7. A Conversation with Richard Branson

Entrepreneur, adventurer, political activist and all around firebrand Richard Branson sits down to talk about his plans for the future in this interview hosted by Bob Schieffer at the Aspen Ideas Festival. Starting with the formation of his company Virgin, Branson talks about how his uncompromising attitude and complete willingness to risk big has led to a worldwide reputation for innovation. He also gives a tantalizing glimpse at his latest venture, Virgin Galactic, the first large scale attempt to make private space travel a reality. This talk is available on streaming video from FORA.tv.

8. The Surprising Science of Motivation

Learn how to better motivate yourself and others in this recent popular TED Talk. In this talk writer Daniel H. Pink lays out the facts about what drives the best results in business. In study after study any work that requires creative problem solving does not benefit from external rewards such as money. Only mechanical tasks benefit when there is reward and punishment, but when creative solutions are required, workers are more motivated when they feel there is intrinsic value to what they are doing. Pink lays out some of the ways businesses have benefited by implementing policies to encourage the best in right brained, creative thinking.

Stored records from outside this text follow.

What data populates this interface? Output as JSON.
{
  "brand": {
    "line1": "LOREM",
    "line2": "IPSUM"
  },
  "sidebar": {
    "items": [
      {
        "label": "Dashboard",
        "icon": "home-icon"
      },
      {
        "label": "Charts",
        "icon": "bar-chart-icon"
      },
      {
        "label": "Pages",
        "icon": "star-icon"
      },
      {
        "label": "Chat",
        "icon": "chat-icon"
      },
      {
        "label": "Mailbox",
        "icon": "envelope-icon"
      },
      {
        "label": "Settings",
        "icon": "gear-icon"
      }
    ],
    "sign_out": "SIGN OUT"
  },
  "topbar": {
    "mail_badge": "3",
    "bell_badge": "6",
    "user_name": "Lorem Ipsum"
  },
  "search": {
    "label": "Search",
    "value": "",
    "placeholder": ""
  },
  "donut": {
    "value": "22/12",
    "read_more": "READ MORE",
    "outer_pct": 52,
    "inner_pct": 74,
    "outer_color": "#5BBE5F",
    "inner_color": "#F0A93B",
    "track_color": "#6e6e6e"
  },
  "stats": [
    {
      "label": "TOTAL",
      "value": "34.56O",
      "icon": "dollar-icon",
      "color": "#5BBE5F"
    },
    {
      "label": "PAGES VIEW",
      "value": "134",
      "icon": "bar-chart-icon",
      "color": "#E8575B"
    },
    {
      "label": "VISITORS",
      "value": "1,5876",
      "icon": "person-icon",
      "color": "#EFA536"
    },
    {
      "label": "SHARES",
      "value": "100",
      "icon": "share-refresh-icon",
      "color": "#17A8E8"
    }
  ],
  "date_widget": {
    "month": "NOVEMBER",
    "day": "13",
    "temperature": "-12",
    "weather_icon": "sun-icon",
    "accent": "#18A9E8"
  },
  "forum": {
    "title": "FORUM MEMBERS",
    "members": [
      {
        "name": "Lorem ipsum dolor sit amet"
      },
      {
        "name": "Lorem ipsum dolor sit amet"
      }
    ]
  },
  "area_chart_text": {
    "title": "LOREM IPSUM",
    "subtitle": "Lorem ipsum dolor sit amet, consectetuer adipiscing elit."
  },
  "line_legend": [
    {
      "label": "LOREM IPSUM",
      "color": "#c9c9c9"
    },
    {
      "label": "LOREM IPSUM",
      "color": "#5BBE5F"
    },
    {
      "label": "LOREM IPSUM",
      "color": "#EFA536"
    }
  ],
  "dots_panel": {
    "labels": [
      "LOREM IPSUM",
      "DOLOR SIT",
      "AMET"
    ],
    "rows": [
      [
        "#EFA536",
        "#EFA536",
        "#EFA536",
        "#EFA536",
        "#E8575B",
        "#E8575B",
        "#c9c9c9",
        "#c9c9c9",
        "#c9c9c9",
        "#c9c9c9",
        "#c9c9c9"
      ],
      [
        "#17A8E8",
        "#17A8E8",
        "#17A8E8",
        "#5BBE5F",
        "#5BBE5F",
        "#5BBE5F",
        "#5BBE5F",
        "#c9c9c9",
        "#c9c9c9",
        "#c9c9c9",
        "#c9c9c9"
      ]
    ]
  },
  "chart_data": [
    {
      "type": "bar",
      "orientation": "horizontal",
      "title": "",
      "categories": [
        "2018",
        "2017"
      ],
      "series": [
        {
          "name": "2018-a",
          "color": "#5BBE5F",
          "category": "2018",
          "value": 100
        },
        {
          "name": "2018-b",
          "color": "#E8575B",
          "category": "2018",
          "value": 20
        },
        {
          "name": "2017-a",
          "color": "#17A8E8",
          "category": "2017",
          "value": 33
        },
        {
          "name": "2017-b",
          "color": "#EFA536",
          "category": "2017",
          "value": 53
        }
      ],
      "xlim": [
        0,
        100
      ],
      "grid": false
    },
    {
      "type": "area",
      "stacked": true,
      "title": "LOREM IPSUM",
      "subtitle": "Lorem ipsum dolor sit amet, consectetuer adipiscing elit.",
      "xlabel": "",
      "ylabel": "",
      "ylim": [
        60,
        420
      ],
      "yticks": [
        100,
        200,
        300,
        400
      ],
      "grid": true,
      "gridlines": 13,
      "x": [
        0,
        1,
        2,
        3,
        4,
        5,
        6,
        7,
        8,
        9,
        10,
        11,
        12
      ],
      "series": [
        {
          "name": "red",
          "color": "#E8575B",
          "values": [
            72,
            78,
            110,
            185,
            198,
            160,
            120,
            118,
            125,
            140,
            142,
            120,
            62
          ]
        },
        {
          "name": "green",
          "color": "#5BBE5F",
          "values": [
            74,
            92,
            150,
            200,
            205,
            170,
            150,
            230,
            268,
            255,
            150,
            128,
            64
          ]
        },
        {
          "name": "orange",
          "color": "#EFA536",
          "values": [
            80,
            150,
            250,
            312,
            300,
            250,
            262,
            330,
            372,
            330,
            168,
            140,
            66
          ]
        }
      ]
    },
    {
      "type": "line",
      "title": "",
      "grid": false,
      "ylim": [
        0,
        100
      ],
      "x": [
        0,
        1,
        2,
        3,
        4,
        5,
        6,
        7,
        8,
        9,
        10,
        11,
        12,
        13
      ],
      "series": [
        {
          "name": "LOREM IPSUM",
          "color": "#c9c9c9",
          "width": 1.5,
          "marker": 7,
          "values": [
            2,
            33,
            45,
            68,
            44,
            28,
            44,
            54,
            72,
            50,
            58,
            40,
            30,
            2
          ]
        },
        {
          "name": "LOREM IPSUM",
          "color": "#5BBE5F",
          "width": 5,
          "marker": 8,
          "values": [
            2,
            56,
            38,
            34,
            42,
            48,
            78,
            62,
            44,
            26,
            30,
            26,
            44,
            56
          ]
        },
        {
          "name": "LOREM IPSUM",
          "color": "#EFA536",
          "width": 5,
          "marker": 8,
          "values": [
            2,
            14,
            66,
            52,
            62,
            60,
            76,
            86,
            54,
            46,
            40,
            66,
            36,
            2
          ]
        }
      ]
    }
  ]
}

This talk is available on MP3 download and streaming video from TED.com.

9. The Business of America: Masters of Enterprise – Lecture 1

Download Lecture 1 of this Modern Scholar course entitled Masters of Enterprise: American Business History and the People Who Made It taught by award-winning professor and historian H.W. Brands. In this first lecture called “The Business of America” Professor Brands gives a brief overview of the course and then proceeds to cover 200 years of American business history in 20 minutes from 1776 to the 20th century. He covers the importance of business in colonial times and its influence on the American Revolution. He then examines the 19th century which brought in industrialization and finance as important factors along with the central issue of slavery and its relation to business. And in the 20th century he briefly covers how businesses shifted their focus to the consumers who would buy all of the products that industrial capitalism was producing. This free lecture is available as an MP3 download or on streaming audio through LearnOutLoud.com.

10. Seth Godin on the Tribes We Lead

In this talk from the TED conference, best-selling business author Seth Godin shows how revolutionary business ideas have changed over time. Over the course of history we have moved from a factory model of business to a mass marketing model and now to a model based on tribes. A tribe model of business requires a leader who can connect all the people who are passionate about a specific product or movement and unite them to promote their passion. Godin provides examples of leaders who through the internet and other means of mass communication have arisen and created lasting change in business and society through the power of leading their tribes. This 20-minute talk is available on streaming video and MP3 download through TED.com.

Enjoy these leadership lessons from the leading leadership thinkers and leaders in the world!